What the Feminist Movement Needs

Cross posted on genfem.com

When I had dinner with my brother last week he asked me what battles were left for feminists to fight. To him, to most people, the very term “feminism” sounds outdated. Like “civil rights” it doesn’t get much airtime outside of the 1970’s chapter of American History textbooks.

I gave him a summary: abortion, unequal wages, sexual assault law, caretaker rights. I told him he’d be surprised how far we haven’t come. But his question is something I’ve been thinking about for awhile.

Most people, even educated liberals (my brother went to an ivy league college and he went to law school) don’t understand why the feminist movement is relevant anymore, and those in the movement haven’t provided clear answers. 

At the Reproductive Rights in Health Reform rally in New York on Friday, a recent college grad confessed that she didn’t really know why we were gathered there, but she knew that something bad for feminists was going on and she wanted to be involved.
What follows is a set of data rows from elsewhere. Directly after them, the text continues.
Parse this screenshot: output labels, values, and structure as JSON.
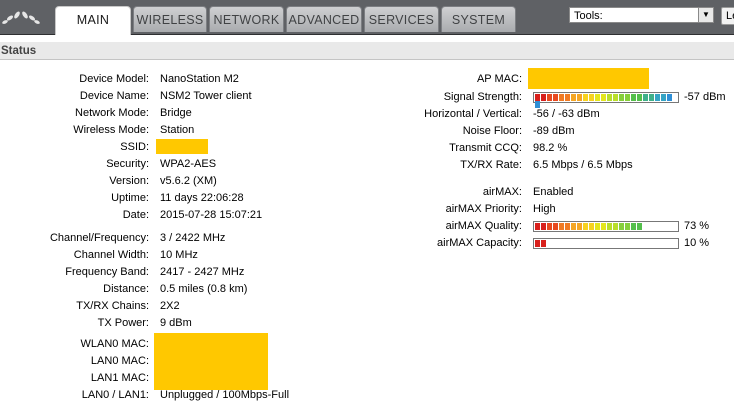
{
  "nav": {
    "tabs": [
      "MAIN",
      "WIRELESS",
      "NETWORK",
      "ADVANCED",
      "SERVICES",
      "SYSTEM"
    ],
    "tools_label": "Tools:",
    "logout_label": "Le"
  },
  "section_title": "Status",
  "left": [
    {
      "label": "Device Model:",
      "value": "NanoStation M2"
    },
    {
      "label": "Device Name:",
      "value": "NSM2 Tower client"
    },
    {
      "label": "Network Mode:",
      "value": "Bridge"
    },
    {
      "label": "Wireless Mode:",
      "value": "Station"
    },
    {
      "label": "SSID:",
      "value": ""
    },
    {
      "label": "Security:",
      "value": "WPA2-AES"
    },
    {
      "label": "Version:",
      "value": "v5.6.2 (XM)"
    },
    {
      "label": "Uptime:",
      "value": "11 days 22:06:28"
    },
    {
      "label": "Date:",
      "value": "2015-07-28 15:07:21"
    },
    {
      "label": "Channel/Frequency:",
      "value": "3 / 2422 MHz"
    },
    {
      "label": "Channel Width:",
      "value": "10 MHz"
    },
    {
      "label": "Frequency Band:",
      "value": "2417 - 2427 MHz"
    },
    {
      "label": "Distance:",
      "value": "0.5 miles (0.8 km)"
    },
    {
      "label": "TX/RX Chains:",
      "value": "2X2"
    },
    {
      "label": "TX Power:",
      "value": "9 dBm"
    },
    {
      "label": "WLAN0 MAC:",
      "value": ""
    },
    {
      "label": "LAN0 MAC:",
      "value": ""
    },
    {
      "label": "LAN1 MAC:",
      "value": ""
    },
    {
      "label": "LAN0 / LAN1:",
      "value": "Unplugged / 100Mbps-Full"
    }
  ],
  "right": [
    {
      "label": "AP MAC:",
      "value": ""
    },
    {
      "label": "Signal Strength:",
      "value": "-57 dBm"
    },
    {
      "label": "Horizontal / Vertical:",
      "value": "-56 / -63 dBm"
    },
    {
      "label": "Noise Floor:",
      "value": "-89 dBm"
    },
    {
      "label": "Transmit CCQ:",
      "value": "98.2 %"
    },
    {
      "label": "TX/RX Rate:",
      "value": "6.5 Mbps / 6.5 Mbps"
    },
    {
      "label": "airMAX:",
      "value": "Enabled"
    },
    {
      "label": "airMAX Priority:",
      "value": "High"
    },
    {
      "label": "airMAX Quality:",
      "value": "73 %"
    },
    {
      "label": "airMAX Capacity:",
      "value": "10 %"
    }
  ],
  "meters": {
    "signal_strength_fraction": 1.0,
    "airmax_quality_fraction": 0.73,
    "airmax_capacity_fraction": 0.1
  },
  "colors": {
    "redaction": "#ffc800",
    "topbar": "#5f6165",
    "meter_gradient": [
      "#d8201c",
      "#e8491f",
      "#f07a24",
      "#f5a623",
      "#f7d21f",
      "#e4e61d",
      "#b9de2a",
      "#86cf3b",
      "#54bf4c",
      "#3fb08a",
      "#35a4c4",
      "#2f8fd6"
    ]
  },
  "icons": {
    "logo": "ubiquiti-logo-icon",
    "dropdown": "chevron-down-icon"
  }
}
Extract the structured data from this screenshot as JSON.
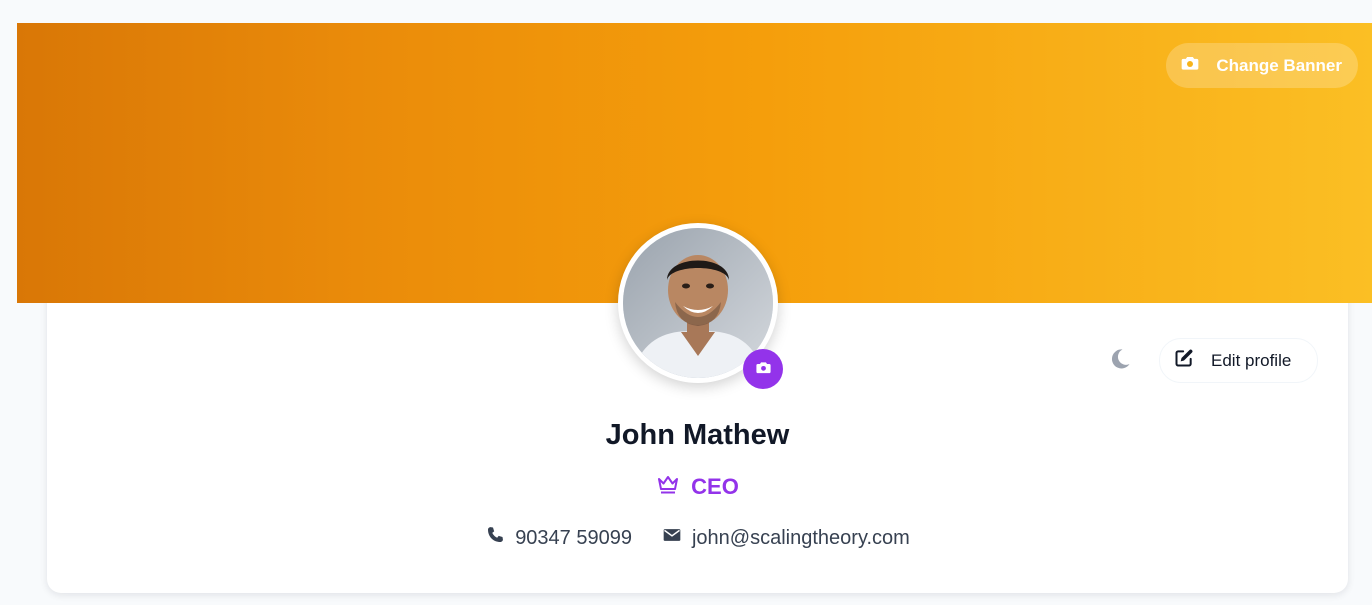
{
  "banner": {
    "change_banner_label": "Change Banner",
    "icon": "camera-icon",
    "colors": [
      "#d97706",
      "#f59e0b",
      "#fbbf24"
    ]
  },
  "avatar": {
    "alt": "John Mathew",
    "camera_icon": "camera-icon",
    "camera_color": "#9333ea"
  },
  "actions": {
    "theme_icon": "moon-icon",
    "edit_profile_label": "Edit profile",
    "edit_icon": "edit-icon"
  },
  "profile": {
    "name": "John Mathew",
    "role": "CEO",
    "role_icon": "crown-icon",
    "role_color": "#9333ea",
    "phone": "90347 59099",
    "email": "john@scalingtheory.com"
  }
}
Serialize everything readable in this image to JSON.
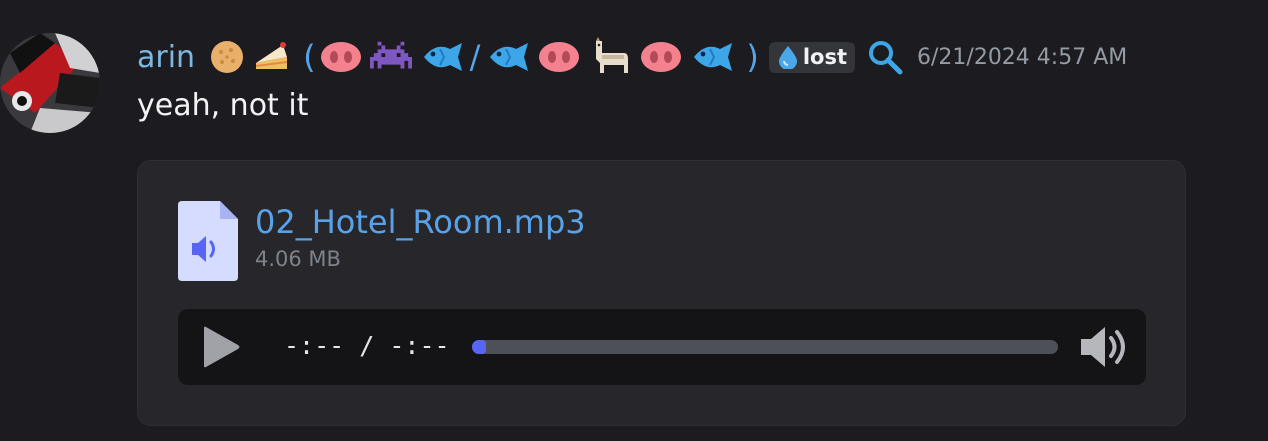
{
  "message": {
    "username": "arin",
    "paren_open": "(",
    "slash": "/",
    "paren_close": ")",
    "tag_label": "lost",
    "timestamp": "6/21/2024 4:57 AM",
    "text": "yeah, not it"
  },
  "attachment": {
    "file_name": "02_Hotel_Room.mp3",
    "file_size": "4.06 MB",
    "time_display": "-:-- / -:--",
    "progress_fraction": 0.02
  },
  "icons": {
    "avatar": "avatar-image",
    "name_emojis": [
      "cookie-emoji",
      "cake-emoji"
    ],
    "bio_emojis": [
      "pig-nose-emoji",
      "alien-monster-emoji",
      "fish-emoji",
      "fish-emoji",
      "pig-nose-emoji",
      "llama-emoji",
      "pig-nose-emoji",
      "fish-emoji"
    ],
    "tag": "droplet-icon",
    "search": "magnifier-icon",
    "file": "audio-file-icon",
    "play": "play-icon",
    "volume": "volume-icon"
  },
  "colors": {
    "username": "#7cb8e0",
    "link": "#5aa2e8",
    "progress": "#5865f2",
    "background": "#1c1b20"
  }
}
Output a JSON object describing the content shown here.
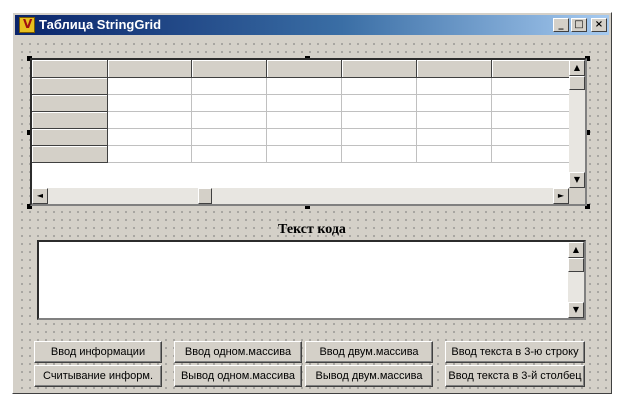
{
  "window": {
    "title": "Таблица StringGrid",
    "caption_buttons": {
      "minimize": "_",
      "maximize": "□",
      "close": "×"
    }
  },
  "grid": {
    "columns": 7,
    "rows": 6,
    "cells": [
      [
        "",
        "",
        "",
        "",
        "",
        "",
        ""
      ],
      [
        "",
        "",
        "",
        "",
        "",
        "",
        ""
      ],
      [
        "",
        "",
        "",
        "",
        "",
        "",
        ""
      ],
      [
        "",
        "",
        "",
        "",
        "",
        "",
        ""
      ],
      [
        "",
        "",
        "",
        "",
        "",
        "",
        ""
      ],
      [
        "",
        "",
        "",
        "",
        "",
        "",
        ""
      ]
    ]
  },
  "code_section": {
    "label": "Текст кода",
    "memo_text": ""
  },
  "buttons": {
    "input_info": "Ввод информации",
    "read_info": "Считывание информ.",
    "input_1d": "Ввод одном.массива",
    "output_1d": "Вывод одном.массива",
    "input_2d": "Ввод двум.массива",
    "output_2d": "Вывод двум.массива",
    "input_row3": "Ввод текста в 3-ю строку",
    "input_col3": "Ввод текста в 3-й столбец"
  },
  "scroll_arrows": {
    "up": "▲",
    "down": "▼",
    "left": "◄",
    "right": "►"
  }
}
I asked her if she knew what Stupak-Pitts was. She didn’t. I asked her if she knew about abortion issues in the health care bill. She had heard something about it, but not much. The handouts that were circulating assumed a basic knowledge that many people don’t have.

What the feminist movement needs, what people who aren’t in the movement need, is a simple, clear explanation of what the issues are and why they matter. I have yet to see any of the major feminist organizations, the newer groups and online magazines, or even this blog, provide it.

Disclaimer: This post was written by a Feministing Community user and does not necessarily reflect the views of any Feministing columnist, editor, or executive director.

Michelle Haimoff is a writer, blogger and activist. Her writing has appeared in PsychologyToday.com, The Huffington Post and The Los Angeles Times. She is a founding member of NOW’s Young Feminist Task Force and blogs about First World Feminism at genfem.com.

Read more about Michelle

Join the Conversation